(Notts County 4, Villa 3, 8th March 1922. Villa’s goals were an Ian Dickson double and one by Billy Walker)
Ian Dickson’s 31 goals from 76 league games and 8 goals from 7 cup matches give him a total return of 83 Aston Villa games scoring 39 goals. Dickson played alongside Billy Walker (Villa’s all time record scorer) and Len Capewell (Capewell scored 100 goals for Villa).
Ian Dickson left Aston Villa for Middlesbrough in December 1923 for a fee of £3000. In season 1924/25 Dickson finished as joint top scorer at ’Boro along with Owen Williams.
Ian Dickson died in 1976.
The Ian Dickson of today
Since the above article was first published we have identified that Ian Dickson’s grandson, also called Ian Dickson, is today massively successful in the entertainment industry. The following is extracted from an article that was first published on a previous version of qosfc.com in 2008.

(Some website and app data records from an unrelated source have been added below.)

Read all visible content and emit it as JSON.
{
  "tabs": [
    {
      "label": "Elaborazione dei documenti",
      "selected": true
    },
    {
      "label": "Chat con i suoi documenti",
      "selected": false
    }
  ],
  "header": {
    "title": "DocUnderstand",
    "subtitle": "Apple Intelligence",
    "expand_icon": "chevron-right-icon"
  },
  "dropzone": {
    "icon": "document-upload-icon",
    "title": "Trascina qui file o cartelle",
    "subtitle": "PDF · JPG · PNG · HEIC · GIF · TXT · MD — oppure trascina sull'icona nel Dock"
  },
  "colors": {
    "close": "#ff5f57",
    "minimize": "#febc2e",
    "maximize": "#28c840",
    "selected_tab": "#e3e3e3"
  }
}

Ian Dickson is a massively successful music industry mogul who has worked with performers such as Def Jam, Public Enemy, LL Cool J, Ozzy Osbourne, Living Colour, Celine Dion, Gloria Estefan, Rage Against The Machine, Pearl Jam, Jamiroquai, Des’ree, Reef, Manic Street Preachers, Natalie Imbruglia, Five, Westlife, The Eurythmics, M People, Avril Lavigne, Pink, Alicia Keys, The Foo Fighters and many others.
After emigrating in 2001 to Australia he has become a TV and radio personality in his own right after being invited to be one of the judges on Australian Idol, the Aussie franchise of Pop Idol. From being the ‘pantomime villain’ judge on Australian Idol, he has since been a judge in the states on ‘The Next Great American band’. In Aus, Dickson is now on countless mainstream TV and radio programs.
However his grandfather, also called Ian Dickson, is a Queens Legend. Hailing from Dumfries, after starting off playing with Queen of the South at the very beginning of the club’s history he headed South to score goals in England’s top division with Aston Villa.
Dickson the music mogul is known to all as Dicko. His real name is Ian Ross Perigrove but as he said himself when interviewed for the media in Australia:-
“I was named after my grandfather who was called Ian Dickson who is a Scotsman who played football for Aston Villa, A team in Birmingham where I came from. I’m a Birmingham [City] fan so... (spit)”
“I was named after him and it’s mainly because I had high ideals of becoming maybe a writer or something special and I didn’t want to use my Dad’s name cause I was pretty down on him at that point. Dickson’s my mother’s maiden name. Pretty black on him so I took my Mum’s name and then that got shortened to Dicko when I started working with a band from Liverpool called the Farm. Liverpudlians are a bit like Aussies, they shorten everything. So they call me, ‘Dicko, alright lad,’ so yeah I’ve been Dicko for 17 years now.”
Dicko is the son of two factory workers from the motor industry. "Imagine Detroit with heavy metal instead of Motown and you’ve got Birmingham,” explained Dicko for Australian Idol.
Dicko the TV presenter is crazy about soccer (as the Aussies call it), but he still insists on calling it ’football’. He plays for Kissing Point over 35s team in the amateur league on Sydney’s North Shore. Dickson’s views on Ted McMinn in his spell at Birmingham City do not appear to be documented.